Teacher as Learner

Somewhere in the back of my mind I think I have already written a post with this title.  If so, I may consider adding "Again."  In the beginning of ERIC, the 7th grade ancient civilizations project (Egypt, Rome, India, China) students have blogged three topic choices to me (Family Life, Religion, History, etc.) and I have then assigned topics.  This year I decided that group leaders, students elected by their peers, should have a hand in topic assignments.  The methods the groups came up with were fascinating.  One group blogged their choices, but the leaders asked me to email my topic assignments to them for final approval (fortunately for me, they approved my suggestions!)  One group passed out slips of paper in class, had everybody write their choices on them, then asked me to assign topics, again pending their approval.  The last two groups took a different tack.  Their group recorders, also an elected position walked around to every student, asked what they wanted and wrote it down.  If a topic had been taken by a previous student, students simply self-selected another topic.  There was no arguing, nobody wanted to switch at the end.

The empowerment the group leaders and the classes felt was palpable.  Students clearly could not believe a teacher was letting them choose what area they wanted to study.  Two classes didn't want me involved in the process at all.  Did I mind?  Nope, not at all.  Allowing kids to choose what they will study is a huge part of my project-based curriculum.  Was it easy to let go and not try to "engineer" who studied which topic?  It was surprisingly easy.  Next week we will begin research, students have their topics, and I have learned an important lesson about teaching leadership.  Weiden + Kennedy, the Portland advertising agency were right, "Just do it!"

Tuesday, October 12, 2010

What I Learned in School Today

There is a quote in my classroom.  It reads
Creativity is not just for the artist or the gifted.  It is for people.  It is a way of working, a way of thinking, a way of living.

Today, Nikki showed me she lives that quote.  Nikki is in an eighth grade media production class currently involved in creating movies based poems.  The poems were written by students NOT in the class.  The students in the class chose a poem to bring to life.  Nikki, in the midst of setting up her shot, was drawing stick figures on a rainbow.  She was using a dry erase marker.  Ever aware of resource use, I suggested she use a Sharpie which is considerably less expensive than a white board marker.  She replied she had CHOSEN the dry erase marker because she was going to have to erase the stick figures as she filmed.  Puzzled, I asked how she was going to erase the stick figures off the rainbow she had colored.  She explained she wasn't actually drawing on the rainbow, she had placed Scotch Magic tape on the rainbow and then demonstrated how easily the dry erase marker could be erased!  Truly inspired creativity!

Wednesday, October 6, 2010

Purring along

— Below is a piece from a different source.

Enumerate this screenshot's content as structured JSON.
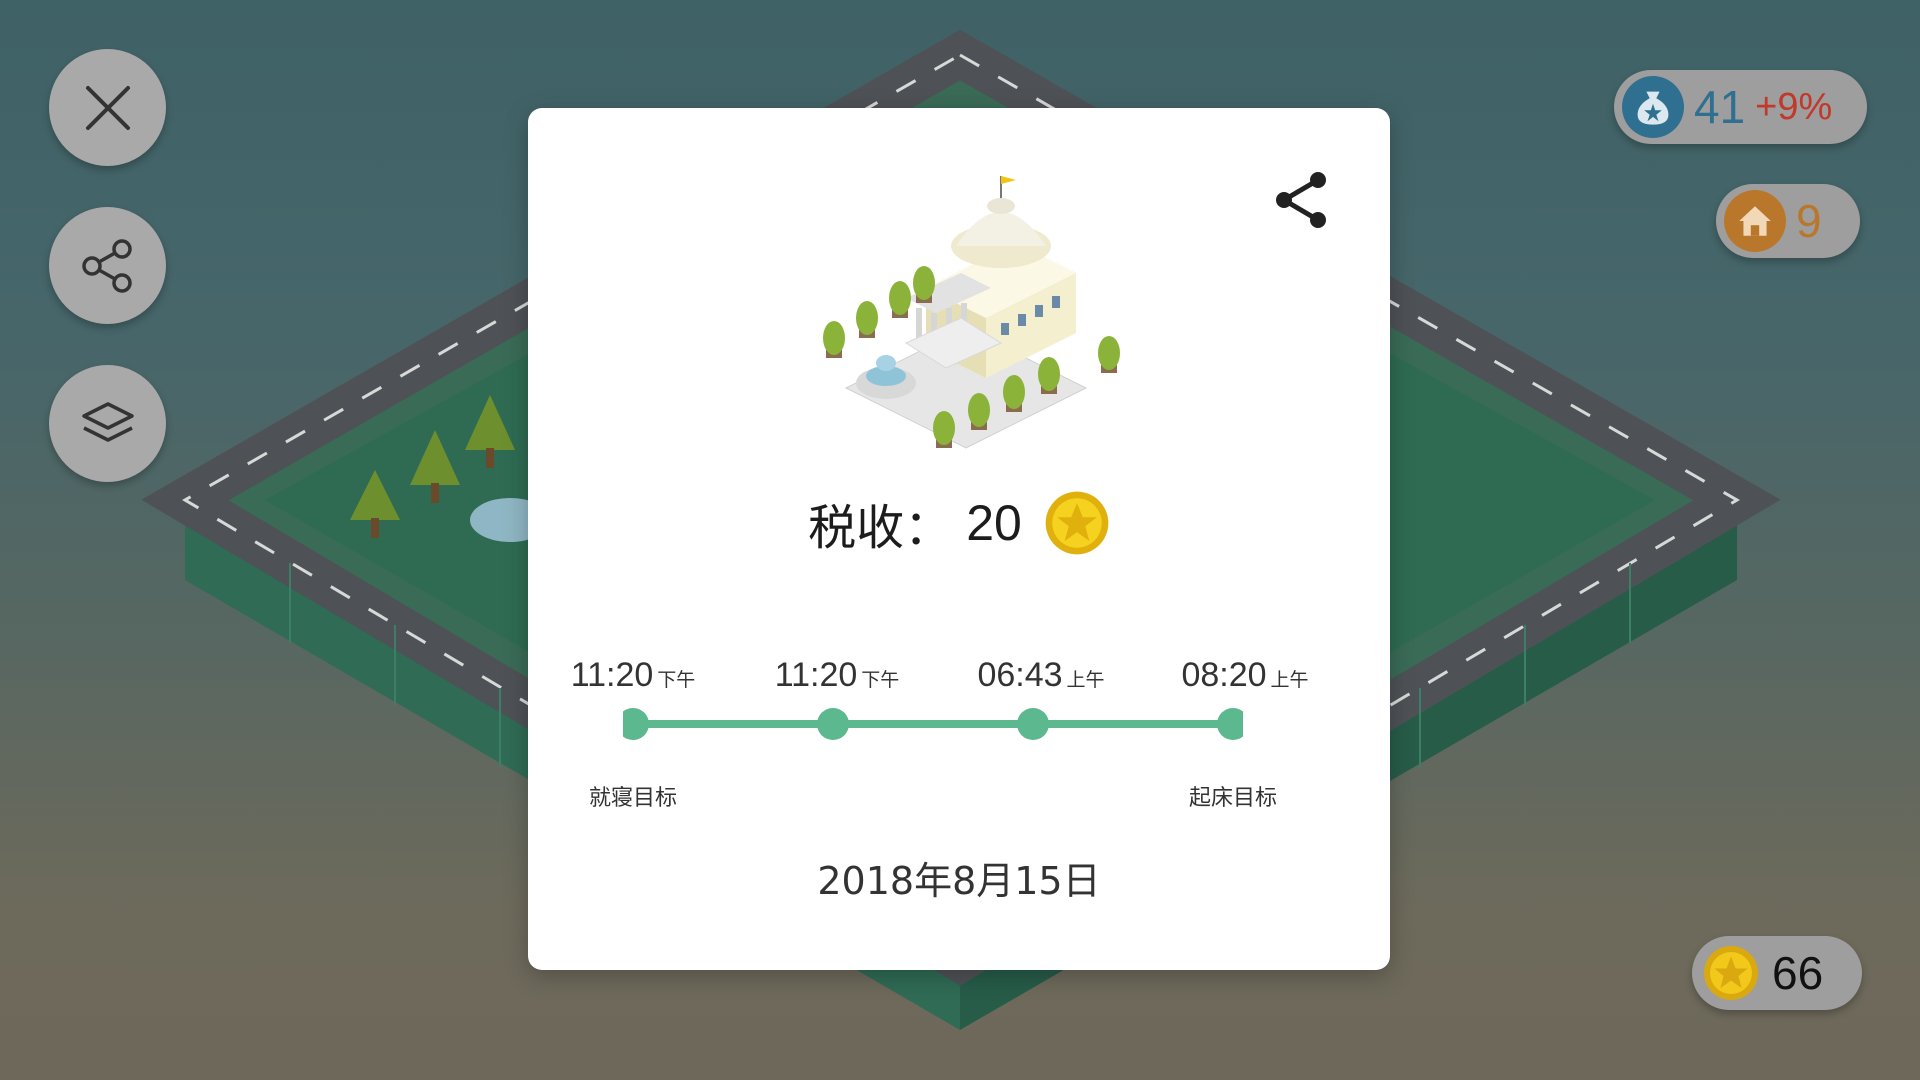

Today in class was the culmination of a series of terrific events.  Students have been working on short presentations.  The only requirements have been that presentations must not use paper and must be no longer than three minutes.  Early presentations were almost exclusively Powerpoints.  After each presentation, the class gave the group feedback about one improvement they might make and one part that worked well.  Kids were then regrouped for the next presentation.  Something amazing began to happen midway through the second presentation.  Creativity began to take over.  Skits began to appear.  Some kids used interviews to convey information.  This week, things really took off.

Kids are given almost no class time to prepare presentations.  I invite them to collaborate at home via the tool of their choice such as Skype, texting , or e-mail.  Then, I give them ten minutes at the beginning of class to polish, edit, and practice.  Today, a couple of groups showed websites created using weebly.  Another couple of groups began using YouTube videos (one worked, one didn't.  Life in the seventh grade!)  A couple of groups used Keynote instead of Powerpoint.  One group used Google Docs.  One group used OpenOffice Impress. Hardware included a Samsung netbook, Lenovo ThinkPad, Apple MacBook Pro (new and old,) and an iPad.  Presentations became about content and presentation style, not hardware or software.  Tools were used interchangeably.  Kids had no problem switching between or using the tools.  Research and data presentation became more important than which tool a particular group was using.  It was cool!

One tool that I added that helped all of the presentations was a KVM box.  Having two projector connections sped up time between presentations because 2 groups could set up at once.  Then, with the push of a button, kids could switch between two sources.  Turns out my IT department had a bunch of KVM boxes and cables left over from a server upgrade.  Presentations have never been so much fun.  Kids improved their skills on so many levels in so many ways.  Very exciting!